    The striped killifish is a little bit larger and prefers the inlet areas of tidal creeks and harbors where the water can move swiftly on incoming and outgoing tides. It is fusiform like a fighter plane, not chubby and blunt-nosed like the mummichog, which prefers quieter waters. The female has dark stripes running along the side of a whitish body and is larger than the male, which starts out with vertical stripes like those sported by the mummichog.
    The sheephead minnow is the least streamlined of the three, and its shape belies its penchant for very quiet water, where its cryptic coloration affords it greater protection from predators than its swimming speed.

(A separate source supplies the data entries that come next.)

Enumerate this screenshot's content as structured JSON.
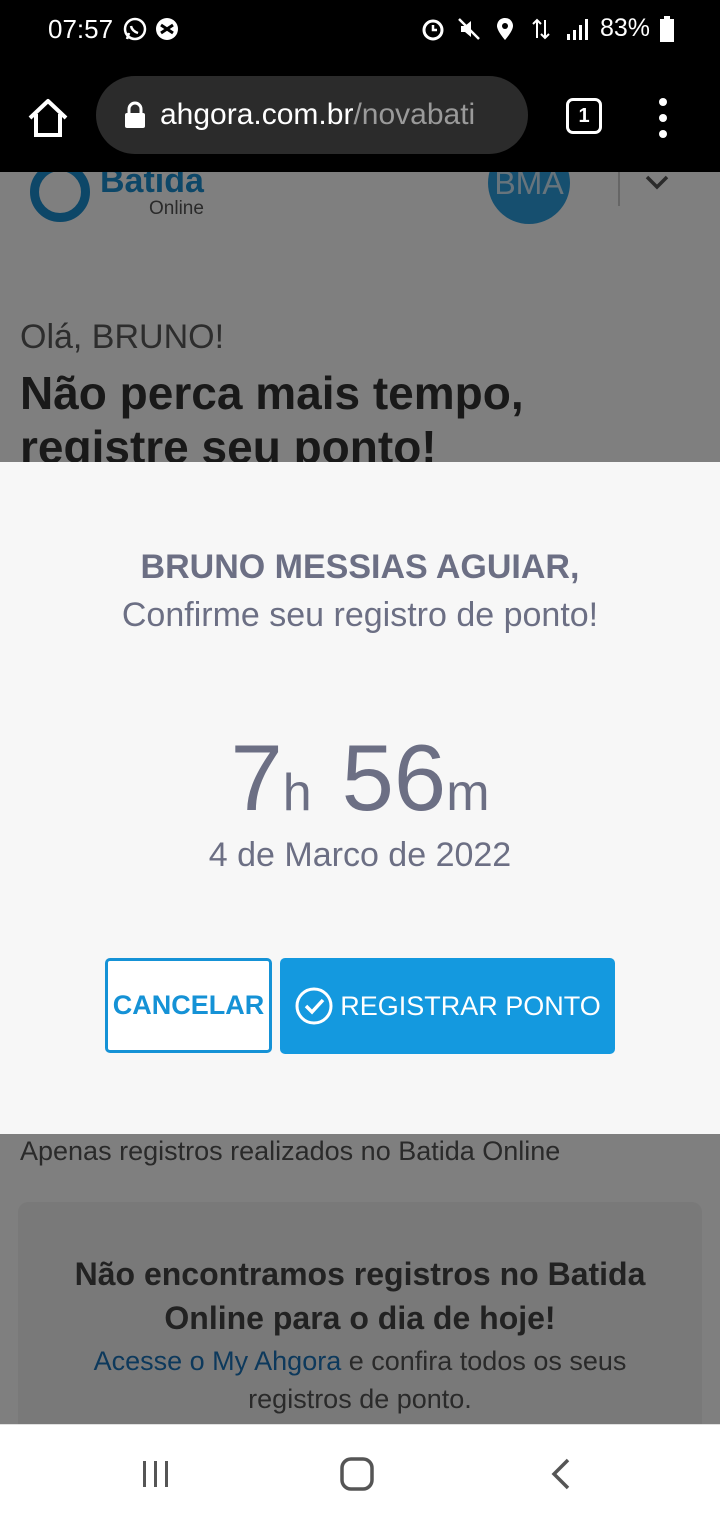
{
  "status_bar": {
    "time": "07:57",
    "battery": "83%",
    "left_icons": [
      "whatsapp-icon",
      "app-notification-icon"
    ],
    "right_icons": [
      "alarm-icon",
      "mute-icon",
      "location-icon",
      "data-icon",
      "signal-icon",
      "battery-icon"
    ]
  },
  "browser": {
    "url_host": "ahgora.com.br",
    "url_path": "/novabati",
    "tab_count": "1"
  },
  "page": {
    "logo_name": "Batida",
    "logo_sub": "Online",
    "avatar_initials": "BMA",
    "greeting": "Olá, BRUNO!",
    "headline": "Não perca mais tempo, registre seu ponto!",
    "only_records": "Apenas registros realizados no Batida Online",
    "empty_title": "Não encontramos registros no Batida Online para o dia de hoje!",
    "empty_link": "Acesse o My Ahgora",
    "empty_text": " e confira todos os seus registros de ponto."
  },
  "modal": {
    "name": "BRUNO MESSIAS AGUIAR,",
    "subtitle": "Confirme seu registro de ponto!",
    "hours": "7",
    "hours_unit": "h",
    "minutes": "56",
    "minutes_unit": "m",
    "date": "4 de Marco de 2022",
    "cancel_label": "CANCELAR",
    "register_label": "REGISTRAR PONTO"
  },
  "colors": {
    "accent": "#1499df",
    "text_muted": "#6c6f84"
  }
}
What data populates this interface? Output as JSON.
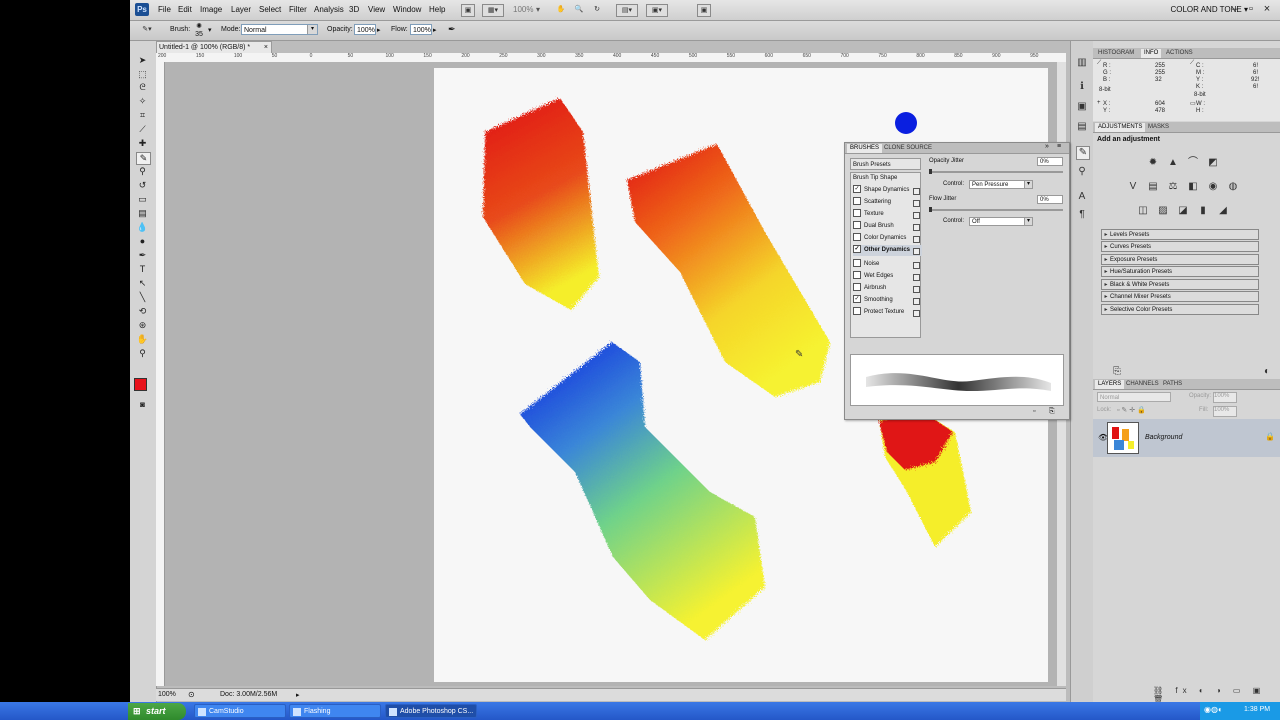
{
  "app": {
    "logo": "Ps",
    "menu": [
      "File",
      "Edit",
      "Image",
      "Layer",
      "Select",
      "Filter",
      "Analysis",
      "3D",
      "View",
      "Window",
      "Help"
    ],
    "zoom_label": "100%",
    "workspace": "COLOR AND TONE"
  },
  "options": {
    "brush_label": "Brush:",
    "brush_size": "35",
    "mode_label": "Mode:",
    "mode_value": "Normal",
    "opacity_label": "Opacity:",
    "opacity_value": "100%",
    "flow_label": "Flow:",
    "flow_value": "100%"
  },
  "document": {
    "tab_title": "Untitled-1 @ 100% (RGB/8) *",
    "zoom": "100%",
    "doc_info": "Doc: 3.00M/2.56M",
    "ruler_labels": [
      "200",
      "150",
      "100",
      "50",
      "0",
      "50",
      "100",
      "150",
      "200",
      "250",
      "300",
      "350",
      "400",
      "450",
      "500",
      "550",
      "600",
      "650",
      "700",
      "750",
      "800",
      "850",
      "900",
      "950"
    ]
  },
  "colors": {
    "foreground": "#e8121b",
    "background": "#ffffff",
    "red": "#e01212",
    "yellow": "#f5ee2a",
    "blue": "#0a1fe0"
  },
  "info_panel": {
    "tabs": [
      "HISTOGRAM",
      "INFO",
      "ACTIONS"
    ],
    "r_label": "R :",
    "r_value": "255",
    "g_label": "G :",
    "g_value": "255",
    "b_label": "B :",
    "b_value": "32",
    "bit1": "8-bit",
    "c_label": "C :",
    "c_value": "",
    "m_label": "M :",
    "m_value": "",
    "y_label": "Y :",
    "y_value": "",
    "k_label": "K :",
    "k_value": "",
    "cmyk_right": [
      "6!",
      "6!",
      "92!",
      "6!"
    ],
    "bit2": "8-bit",
    "x_label": "X :",
    "x_value": "604",
    "y2_label": "Y :",
    "y2_value": "478",
    "w_label": "W :",
    "w_value": "",
    "h_label": "H :",
    "h_value": ""
  },
  "adjustments": {
    "tabs": [
      "ADJUSTMENTS",
      "MASKS"
    ],
    "heading": "Add an adjustment",
    "presets": [
      "Levels Presets",
      "Curves Presets",
      "Exposure Presets",
      "Hue/Saturation Presets",
      "Black & White Presets",
      "Channel Mixer Presets",
      "Selective Color Presets"
    ]
  },
  "layers": {
    "tabs": [
      "LAYERS",
      "CHANNELS",
      "PATHS"
    ],
    "blend_mode": "Normal",
    "opacity_label": "Opacity:",
    "opacity_value": "100%",
    "lock_label": "Lock:",
    "fill_label": "Fill:",
    "fill_value": "100%",
    "layer_name": "Background"
  },
  "brushes": {
    "tabs": [
      "BRUSHES",
      "CLONE SOURCE"
    ],
    "presets_label": "Brush Presets",
    "tip_shape": "Brush Tip Shape",
    "items": [
      {
        "label": "Shape Dynamics",
        "checked": true
      },
      {
        "label": "Scattering",
        "checked": false
      },
      {
        "label": "Texture",
        "checked": false
      },
      {
        "label": "Dual Brush",
        "checked": false
      },
      {
        "label": "Color Dynamics",
        "checked": false
      },
      {
        "label": "Other Dynamics",
        "checked": true
      },
      {
        "label": "Noise",
        "checked": false
      },
      {
        "label": "Wet Edges",
        "checked": false
      },
      {
        "label": "Airbrush",
        "checked": false
      },
      {
        "label": "Smoothing",
        "checked": true
      },
      {
        "label": "Protect Texture",
        "checked": false
      }
    ],
    "opacity_jitter_label": "Opacity Jitter",
    "opacity_jitter_value": "0%",
    "control_label": "Control:",
    "control1_value": "Pen Pressure",
    "flow_jitter_label": "Flow Jitter",
    "flow_jitter_value": "0%",
    "control2_value": "Off"
  },
  "taskbar": {
    "start": "start",
    "items": [
      "CamStudio",
      "Flashing",
      "Adobe Photoshop CS..."
    ],
    "clock": "1:38 PM"
  }
}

    The rainwater killifish is the smallest of all, barely reaching an inch in length or a little more. It also prefers to live in quiet pools, especially at the top of the marsh where the pools are fresher as a result of rain runoff from land and groundwater intrusion.
    Finally, there is a freshwater killifish, the banded killifish, found in most of our larger freshwater ponds such as Fort Pond in Montauk and Big Fresh Pond in North Sea. Except for its more pointy snout and larger number of vertical stripes, it can be readily confused with the mummichog, which is also vertically banded.
    Most killifishes are good osmoregulators, i.e., they can exist in both saline and fresh waters. One occasionally finds the banded killifish and the mummichog in the same minnow seine catch.
    All of the killifish make wonderful aquarium fish. Why spend a lot of money depleting the reefs of tropical fishes, colorful as they may be, when one can simply go down to the nearest salt creek or tidal lagoon and with a small seine or minnow net on a pole scoop up a dozen or so in less than an hour’s time.